fresh parsley, chopped
rosemary and thyme, chopped
salt & fresh cracked pepper, to taste
clove of garlic
3 red potatoes
- Remove meat from freezer, defrost for 30+ minutes. Meanwhile, place potatoes in a medium pot, cover with water, season with salt, and bring to a boil over high heat. Reduce to a simmer and cook until tender, about 8-10 minutes total. Drain and set aside.
- Finely chop thyme and rosemary. Cut cooled potatoes into quarters.
- Preheat your cast iron or non-stick pan on high heat. Coat with a thin layer of oil. Salt and pepper the meat liberally, then place in the pan just as the oil starts to smoke. Let it sear on the high heat for about 4 minutes. Do not move the meat!
- Turn steak once using tongs to flip. Continue cooking on medium-high heat for about another 3 minutes for a perfect medium steak, 2 minutes for rare.
- Add 3 tablespoons butter, garlic, whole rosemary sprigs, and whole thyme sprigs to the skillet and continue to cook, flipping steak occasionally, and basting any light spots with foaming butter. To baste, tilt pan slightly so that butter collects by the pan’s handle. Use a spoon to pick up butter and pour it over steak.
- Let meat rest 15 minutes before slicing. Return skillet to medium-high heat and add remaining butter. When foaming subsides, add potatoes, cut-side down. Cook, shaking pan occasionally, until potatoes are deep golden brown and crisp, about 8 minutes. Add chopped rosemary and thyme, season with salt and pepper, and toss to coat potatoes. Cook, tossing and stirring, until fragrant, about 1 minute.
- Transfer potatoes to a serving platter with a slotted spoon, leaving excess fat behind. Increase heat to high until leftover fat is smoking. Pour over resting steak. Discard garlic, rosemary, and thyme sprigs. Place steak on serving platter and serve immediately, garnished with fresh parsley.

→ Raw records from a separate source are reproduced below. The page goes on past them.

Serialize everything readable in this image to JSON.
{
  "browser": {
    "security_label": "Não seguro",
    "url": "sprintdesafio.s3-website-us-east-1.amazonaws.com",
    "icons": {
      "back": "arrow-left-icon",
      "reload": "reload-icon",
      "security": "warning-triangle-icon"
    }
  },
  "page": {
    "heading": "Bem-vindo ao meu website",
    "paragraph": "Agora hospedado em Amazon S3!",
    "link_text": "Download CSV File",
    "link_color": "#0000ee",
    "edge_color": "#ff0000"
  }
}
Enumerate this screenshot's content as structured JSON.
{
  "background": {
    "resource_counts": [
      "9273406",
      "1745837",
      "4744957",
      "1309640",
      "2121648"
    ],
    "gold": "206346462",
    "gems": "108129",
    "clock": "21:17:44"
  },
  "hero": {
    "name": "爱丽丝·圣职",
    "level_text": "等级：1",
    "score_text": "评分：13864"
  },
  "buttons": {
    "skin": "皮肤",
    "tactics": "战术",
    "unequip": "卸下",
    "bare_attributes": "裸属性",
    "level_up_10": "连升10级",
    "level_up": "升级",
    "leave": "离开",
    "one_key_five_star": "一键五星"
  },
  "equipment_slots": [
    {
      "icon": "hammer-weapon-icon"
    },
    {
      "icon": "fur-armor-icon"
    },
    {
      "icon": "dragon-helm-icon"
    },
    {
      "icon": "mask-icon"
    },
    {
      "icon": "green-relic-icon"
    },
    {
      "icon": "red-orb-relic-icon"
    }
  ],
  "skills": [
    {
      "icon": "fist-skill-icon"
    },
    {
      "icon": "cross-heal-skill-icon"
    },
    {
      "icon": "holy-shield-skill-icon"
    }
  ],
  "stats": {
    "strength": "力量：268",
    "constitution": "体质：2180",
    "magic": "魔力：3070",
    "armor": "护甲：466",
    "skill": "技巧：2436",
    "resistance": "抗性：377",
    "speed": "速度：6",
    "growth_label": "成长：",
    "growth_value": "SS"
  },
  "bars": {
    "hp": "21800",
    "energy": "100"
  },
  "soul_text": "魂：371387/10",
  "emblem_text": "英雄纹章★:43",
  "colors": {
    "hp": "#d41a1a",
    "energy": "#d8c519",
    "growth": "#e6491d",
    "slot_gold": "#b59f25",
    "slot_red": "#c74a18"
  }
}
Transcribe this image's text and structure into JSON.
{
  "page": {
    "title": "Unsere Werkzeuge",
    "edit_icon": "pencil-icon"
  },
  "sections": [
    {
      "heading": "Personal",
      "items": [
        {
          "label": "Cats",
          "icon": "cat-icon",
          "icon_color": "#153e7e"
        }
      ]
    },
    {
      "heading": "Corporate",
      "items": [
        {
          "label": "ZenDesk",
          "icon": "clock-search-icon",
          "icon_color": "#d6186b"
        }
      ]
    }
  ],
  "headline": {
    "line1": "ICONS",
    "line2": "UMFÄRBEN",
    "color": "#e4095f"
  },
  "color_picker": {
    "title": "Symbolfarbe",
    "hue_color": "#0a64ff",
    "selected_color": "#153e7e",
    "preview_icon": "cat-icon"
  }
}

The last of my precious upstate NY bison acquisition from my much-deserved Spring Break in Montreal. I overcooked the last bison steak, so this one had to be medium-rare for sure. If I had time and space, I would definitely roast a head of garlic in foil for 1 hour on 350 deg F. They’re utterly delightful — I still remember my first time at the tapas restaurant in Ithaca, Just a Taste.